Today was an opportunity to see some of the areas affected by the earthquake firsthand. We visited three towns -- San Isidro, Canoa, and Jama, all in hard-hit Manibi province.
In San Isidro, we joined a massive aid distribution operation providing water and 800 food packages to scores of hungry townspeople. This critically important relief effort was organized and deployed by Johnny Czarninski, the president of Guayaquil's Jewish community and a noted business leader.
In Jama and Canoa, the destruction was significant. I saw 90-year-old houses collapsed, and when I spoke to residents, the despair was clear. On one side-street, I met a mother who told us, with tears in her eyes, how her four children were killed. There is no doubt that the efforts of JDC and our partners help ensure these Ecuadoreans can pick up the pieces of their lives and rebuild.

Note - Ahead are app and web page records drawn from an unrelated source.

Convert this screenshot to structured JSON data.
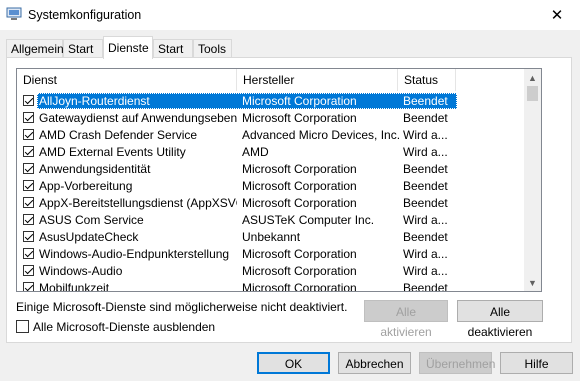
{
  "window": {
    "title": "Systemkonfiguration"
  },
  "tabs": [
    {
      "label": "Allgemein"
    },
    {
      "label": "Start"
    },
    {
      "label": "Dienste"
    },
    {
      "label": "Start"
    },
    {
      "label": "Tools"
    }
  ],
  "table": {
    "columns": [
      "Dienst",
      "Hersteller",
      "Status"
    ],
    "rows": [
      {
        "name": "AllJoyn-Routerdienst",
        "vendor": "Microsoft Corporation",
        "status": "Beendet",
        "checked": true,
        "selected": true
      },
      {
        "name": "Gatewaydienst auf Anwendungsebene",
        "vendor": "Microsoft Corporation",
        "status": "Beendet",
        "checked": true
      },
      {
        "name": "AMD Crash Defender Service",
        "vendor": "Advanced Micro Devices, Inc.",
        "status": "Wird a...",
        "checked": true
      },
      {
        "name": "AMD External Events Utility",
        "vendor": "AMD",
        "status": "Wird a...",
        "checked": true
      },
      {
        "name": "Anwendungsidentität",
        "vendor": "Microsoft Corporation",
        "status": "Beendet",
        "checked": true
      },
      {
        "name": "App-Vorbereitung",
        "vendor": "Microsoft Corporation",
        "status": "Beendet",
        "checked": true
      },
      {
        "name": "AppX-Bereitstellungsdienst (AppXSVC)",
        "vendor": "Microsoft Corporation",
        "status": "Beendet",
        "checked": true
      },
      {
        "name": "ASUS Com Service",
        "vendor": "ASUSTeK Computer Inc.",
        "status": "Wird a...",
        "checked": true
      },
      {
        "name": "AsusUpdateCheck",
        "vendor": "Unbekannt",
        "status": "Beendet",
        "checked": true
      },
      {
        "name": "Windows-Audio-Endpunkterstellung",
        "vendor": "Microsoft Corporation",
        "status": "Wird a...",
        "checked": true
      },
      {
        "name": "Windows-Audio",
        "vendor": "Microsoft Corporation",
        "status": "Wird a...",
        "checked": true
      },
      {
        "name": "Mobilfunkzeit",
        "vendor": "Microsoft Corporation",
        "status": "Beendet",
        "checked": true
      }
    ]
  },
  "note": "Einige Microsoft-Dienste sind möglicherweise nicht deaktiviert.",
  "buttons": {
    "enable_all": "Alle aktivieren",
    "disable_all": "Alle deaktivieren",
    "ok": "OK",
    "cancel": "Abbrechen",
    "apply": "Übernehmen",
    "help": "Hilfe"
  },
  "hide_ms": {
    "label": "Alle Microsoft-Dienste ausblenden",
    "checked": false
  },
  "colors": {
    "selection": "#0078d7"
  }
}
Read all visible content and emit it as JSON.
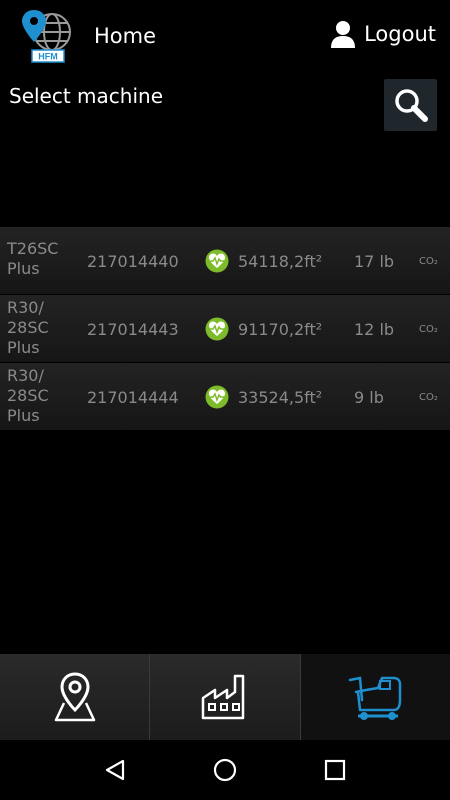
{
  "header": {
    "logo_text": "HFM",
    "home_label": "Home",
    "logout_label": "Logout"
  },
  "select_machine": {
    "label": "Select machine",
    "search_icon": "search-icon"
  },
  "machines": [
    {
      "name_line1": "T26SC",
      "name_line2": "Plus",
      "name_line3": "",
      "serial": "217014440",
      "area": "54118,2ft²",
      "weight": "17 lb",
      "co2": "CO₂",
      "status_icon": "health-icon"
    },
    {
      "name_line1": "R30/",
      "name_line2": "28SC",
      "name_line3": "Plus",
      "serial": "217014443",
      "area": "91170,2ft²",
      "weight": "12 lb",
      "co2": "CO₂",
      "status_icon": "health-icon"
    },
    {
      "name_line1": "R30/",
      "name_line2": "28SC",
      "name_line3": "Plus",
      "serial": "217014444",
      "area": "33524,5ft²",
      "weight": "9 lb",
      "co2": "CO₂",
      "status_icon": "health-icon"
    }
  ],
  "bottom_nav": [
    {
      "icon": "map-pin-icon",
      "active": false
    },
    {
      "icon": "factory-icon",
      "active": false
    },
    {
      "icon": "scrubber-machine-icon",
      "active": true
    }
  ],
  "colors": {
    "accent_blue": "#1e90d0",
    "health_green": "#7dbb2a",
    "text_gray": "#8a8a8a",
    "search_bg": "#1f262c"
  },
  "system_nav": {
    "back_icon": "back-icon",
    "home_icon": "home-circle-icon",
    "recents_icon": "recents-icon"
  }
}
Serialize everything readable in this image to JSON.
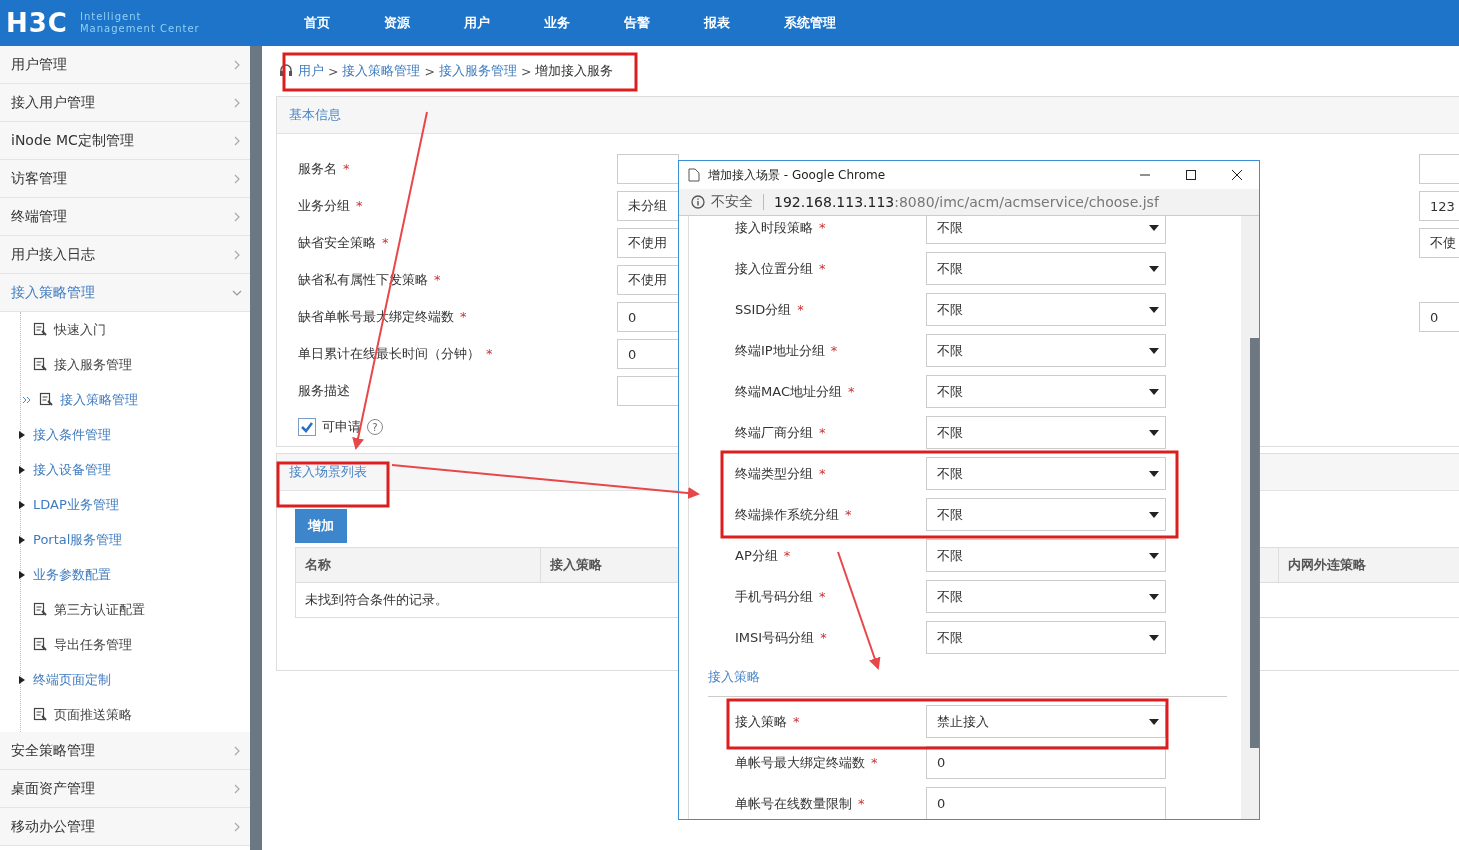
{
  "required_mark": "*",
  "header": {
    "logo": "H3C",
    "tagline_1": "Intelligent",
    "tagline_2": "Management Center",
    "nav": [
      "首页",
      "资源",
      "用户",
      "业务",
      "告警",
      "报表",
      "系统管理"
    ]
  },
  "sidebar": {
    "items": [
      {
        "label": "用户管理",
        "expanded": false
      },
      {
        "label": "接入用户管理",
        "expanded": false
      },
      {
        "label": "iNode MC定制管理",
        "expanded": false
      },
      {
        "label": "访客管理",
        "expanded": false
      },
      {
        "label": "终端管理",
        "expanded": false
      },
      {
        "label": "用户接入日志",
        "expanded": false
      },
      {
        "label": "接入策略管理",
        "expanded": true,
        "children": [
          {
            "label": "快速入门",
            "kind": "leaf",
            "selected": false
          },
          {
            "label": "接入服务管理",
            "kind": "leaf",
            "selected": false
          },
          {
            "label": "接入策略管理",
            "kind": "leaf",
            "selected": true
          },
          {
            "label": "接入条件管理",
            "kind": "group",
            "selected": false
          },
          {
            "label": "接入设备管理",
            "kind": "group",
            "selected": false
          },
          {
            "label": "LDAP业务管理",
            "kind": "group",
            "selected": false
          },
          {
            "label": "Portal服务管理",
            "kind": "group",
            "selected": false
          },
          {
            "label": "业务参数配置",
            "kind": "group",
            "selected": false
          },
          {
            "label": "第三方认证配置",
            "kind": "leaf",
            "selected": false
          },
          {
            "label": "导出任务管理",
            "kind": "leaf",
            "selected": false
          },
          {
            "label": "终端页面定制",
            "kind": "group",
            "selected": false
          },
          {
            "label": "页面推送策略",
            "kind": "leaf",
            "selected": false
          }
        ]
      },
      {
        "label": "安全策略管理",
        "expanded": false
      },
      {
        "label": "桌面资产管理",
        "expanded": false
      },
      {
        "label": "移动办公管理",
        "expanded": false
      }
    ]
  },
  "breadcrumb": {
    "separator": ">",
    "items": [
      {
        "label": "用户",
        "link": true
      },
      {
        "label": "接入策略管理",
        "link": true
      },
      {
        "label": "接入服务管理",
        "link": true
      },
      {
        "label": "增加接入服务",
        "link": false
      }
    ]
  },
  "basic_info": {
    "title": "基本信息",
    "fields": [
      {
        "label": "服务名",
        "required": true,
        "right_field": true
      },
      {
        "label": "业务分组",
        "required": true,
        "value": "未分组",
        "right_field": true,
        "right_value": "123"
      },
      {
        "label": "缺省安全策略",
        "required": true,
        "value": "不使用",
        "right_field": true,
        "right_value": "不使"
      },
      {
        "label": "缺省私有属性下发策略",
        "required": true,
        "value": "不使用",
        "right_field": false
      },
      {
        "label": "缺省单帐号最大绑定终端数",
        "required": true,
        "value": "0",
        "right_field": true,
        "right_value": "0"
      },
      {
        "label": "单日累计在线最长时间（分钟）",
        "required": true,
        "value": "0",
        "right_field": false
      },
      {
        "label": "服务描述",
        "required": false,
        "right_field": false
      }
    ],
    "applicable": {
      "label": "可申请",
      "checked": true,
      "help": "?"
    }
  },
  "scenario_list": {
    "title": "接入场景列表",
    "add_button": "增加",
    "columns": [
      "名称",
      "接入策略",
      "内网外连策略"
    ],
    "empty_message": "未找到符合条件的记录。"
  },
  "popup": {
    "title": "增加接入场景 - Google Chrome",
    "security": "不安全",
    "url_host": "192.168.113.113",
    "url_path": ":8080/imc/acm/acmservice/choose.jsf",
    "fields": [
      {
        "label": "接入时段策略",
        "kind": "select",
        "required": true,
        "value": "不限"
      },
      {
        "label": "接入位置分组",
        "kind": "select",
        "required": true,
        "value": "不限"
      },
      {
        "label": "SSID分组",
        "kind": "select",
        "required": true,
        "value": "不限"
      },
      {
        "label": "终端IP地址分组",
        "kind": "select",
        "required": true,
        "value": "不限"
      },
      {
        "label": "终端MAC地址分组",
        "kind": "select",
        "required": true,
        "value": "不限"
      },
      {
        "label": "终端厂商分组",
        "kind": "select",
        "required": true,
        "value": "不限"
      },
      {
        "label": "终端类型分组",
        "kind": "select",
        "required": true,
        "value": "不限"
      },
      {
        "label": "终端操作系统分组",
        "kind": "select",
        "required": true,
        "value": "不限"
      },
      {
        "label": "AP分组",
        "kind": "select",
        "required": true,
        "value": "不限"
      },
      {
        "label": "手机号码分组",
        "kind": "select",
        "required": true,
        "value": "不限"
      },
      {
        "label": "IMSI号码分组",
        "kind": "select",
        "required": true,
        "value": "不限"
      }
    ],
    "section": "接入策略",
    "policy_fields": [
      {
        "label": "接入策略",
        "kind": "select",
        "required": true,
        "value": "禁止接入"
      },
      {
        "label": "单帐号最大绑定终端数",
        "kind": "input",
        "required": true,
        "value": "0"
      },
      {
        "label": "单帐号在线数量限制",
        "kind": "input",
        "required": true,
        "value": "0"
      }
    ]
  }
}
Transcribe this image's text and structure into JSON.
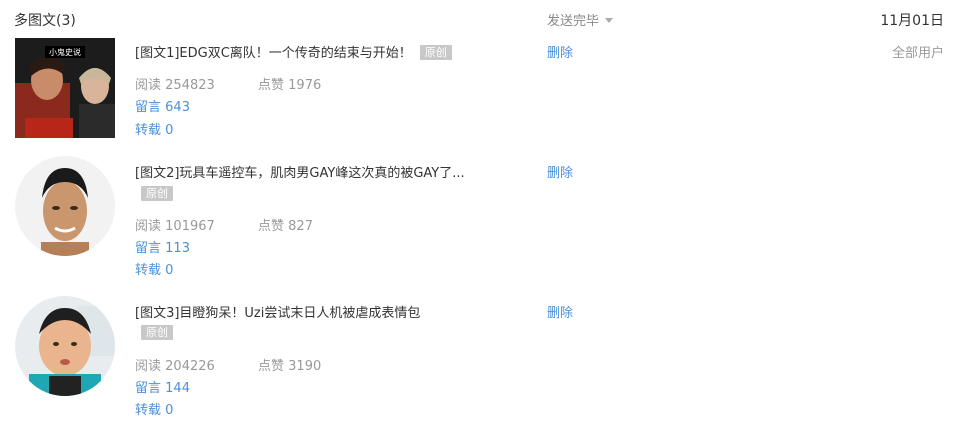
{
  "header": {
    "title": "多图文(3)",
    "status": "发送完毕",
    "date": "11月01日"
  },
  "items": [
    {
      "title": "[图文1]EDG双C离队！一个传奇的结束与开始！",
      "badge": "原创",
      "read_label": "阅读",
      "read_count": "254823",
      "like_label": "点赞",
      "like_count": "1976",
      "comment_label": "留言",
      "comment_count": "643",
      "repost_label": "转载",
      "repost_count": "0",
      "delete_label": "删除",
      "audience": "全部用户",
      "thumb_text": "小鬼史说"
    },
    {
      "title": "[图文2]玩具车遥控车，肌肉男GAY峰这次真的被GAY了...",
      "badge": "原创",
      "read_label": "阅读",
      "read_count": "101967",
      "like_label": "点赞",
      "like_count": "827",
      "comment_label": "留言",
      "comment_count": "113",
      "repost_label": "转载",
      "repost_count": "0",
      "delete_label": "删除"
    },
    {
      "title": "[图文3]目瞪狗呆！Uzi尝试末日人机被虐成表情包",
      "badge": "原创",
      "read_label": "阅读",
      "read_count": "204226",
      "like_label": "点赞",
      "like_count": "3190",
      "comment_label": "留言",
      "comment_count": "144",
      "repost_label": "转载",
      "repost_count": "0",
      "delete_label": "删除"
    }
  ]
}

Even Jama’s Catholic church was ravaged by the earthquake. The parish priest told me he and his staff are busy distributing food to residents in outlying hill villages. It was quite surreal for me to see rows of empty church benches laid out in orderly fashion on the street. The confessional was tucked in the shade a few yards away, waiting for parishioners who can only ask their god why he has brought them such chaos.
Every school we saw suffered significant structural damage. It's doubtful that a number of them will see pupils in their rooms in the near future.
Shelter, livelihood, and education remain central issues and as we have learned in the past, require addressing shortly after the initial shock of the disaster has passed.
We were moved and saddened to see people standing along the signs holding up signs. They read Ayuda — “Help.”
There are too few social workers and psychologists to treat those here who are in need.
We’re proud at these moments to be a part of JDC, bringing a small degree of hope to those facing great odds.